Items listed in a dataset
==========

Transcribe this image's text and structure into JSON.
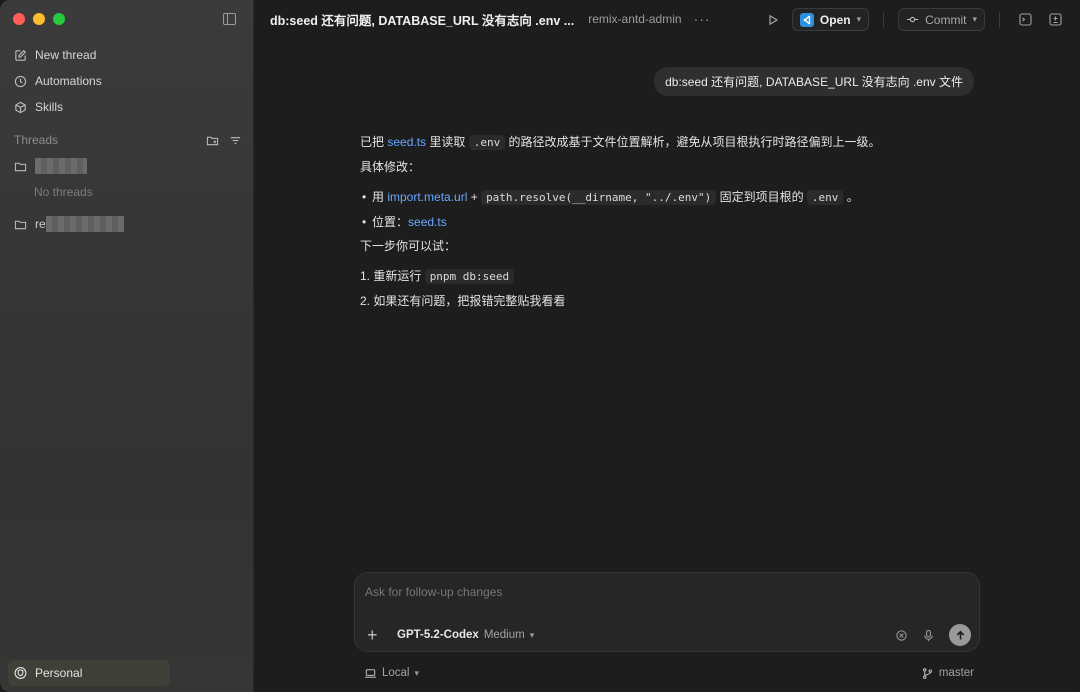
{
  "sidebar": {
    "nav": [
      {
        "label": "New thread",
        "icon": "edit-icon"
      },
      {
        "label": "Automations",
        "icon": "clock-icon"
      },
      {
        "label": "Skills",
        "icon": "cube-icon"
      }
    ],
    "threads_label": "Threads",
    "folders": [
      {
        "label": ""
      },
      {
        "label": "re"
      }
    ],
    "no_threads": "No threads",
    "account": "Personal"
  },
  "topbar": {
    "title": "db:seed 还有问题, DATABASE_URL 没有志向 .env ...",
    "repo": "remix-antd-admin",
    "more": "···",
    "open_label": "Open",
    "commit_label": "Commit"
  },
  "conversation": {
    "user_message": "db:seed 还有问题, DATABASE_URL 没有志向 .env 文件",
    "answer": {
      "intro_pre": "已把 ",
      "intro_link": "seed.ts",
      "intro_mid": " 里读取 ",
      "intro_code": ".env",
      "intro_post": " 的路径改成基于文件位置解析，避免从项目根执行时路径偏到上一级。",
      "changes_label": "具体修改：",
      "bullet1_pre": "用 ",
      "bullet1_link": "import.meta.url",
      "bullet1_plus": " + ",
      "bullet1_code": "path.resolve(__dirname, \"../.env\")",
      "bullet1_mid": " 固定到项目根的 ",
      "bullet1_code2": ".env",
      "bullet1_post": " 。",
      "bullet2_pre": "位置：",
      "bullet2_link": "seed.ts",
      "next_label": "下一步你可以试：",
      "step1_pre": "1. 重新运行 ",
      "step1_code": "pnpm db:seed",
      "step2": "2. 如果还有问题，把报错完整贴我看看"
    }
  },
  "composer": {
    "placeholder": "Ask for follow-up changes",
    "model": "GPT-5.2-Codex",
    "effort": "Medium"
  },
  "footer": {
    "env": "Local",
    "branch": "master"
  }
}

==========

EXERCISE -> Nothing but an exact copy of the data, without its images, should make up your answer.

ANSWER TO THIS EXERCISE ->
Transcribe this image's text and structure into JSON.
{
  "sidebar": {
    "nav": [
      {
        "label": "New thread",
        "icon": "edit-icon"
      },
      {
        "label": "Automations",
        "icon": "clock-icon"
      },
      {
        "label": "Skills",
        "icon": "cube-icon"
      }
    ],
    "threads_label": "Threads",
    "folders": [
      {
        "label": ""
      },
      {
        "label": "re"
      }
    ],
    "no_threads": "No threads",
    "account": "Personal"
  },
  "topbar": {
    "title": "db:seed 还有问题, DATABASE_URL 没有志向 .env ...",
    "repo": "remix-antd-admin",
    "more": "···",
    "open_label": "Open",
    "commit_label": "Commit"
  },
  "conversation": {
    "user_message": "db:seed 还有问题, DATABASE_URL 没有志向 .env 文件",
    "answer": {
      "intro_pre": "已把 ",
      "intro_link": "seed.ts",
      "intro_mid": " 里读取 ",
      "intro_code": ".env",
      "intro_post": " 的路径改成基于文件位置解析，避免从项目根执行时路径偏到上一级。",
      "changes_label": "具体修改：",
      "bullet1_pre": "用 ",
      "bullet1_link": "import.meta.url",
      "bullet1_plus": " + ",
      "bullet1_code": "path.resolve(__dirname, \"../.env\")",
      "bullet1_mid": " 固定到项目根的 ",
      "bullet1_code2": ".env",
      "bullet1_post": " 。",
      "bullet2_pre": "位置：",
      "bullet2_link": "seed.ts",
      "next_label": "下一步你可以试：",
      "step1_pre": "1. 重新运行 ",
      "step1_code": "pnpm db:seed",
      "step2": "2. 如果还有问题，把报错完整贴我看看"
    }
  },
  "composer": {
    "placeholder": "Ask for follow-up changes",
    "model": "GPT-5.2-Codex",
    "effort": "Medium"
  },
  "footer": {
    "env": "Local",
    "branch": "master"
  }
}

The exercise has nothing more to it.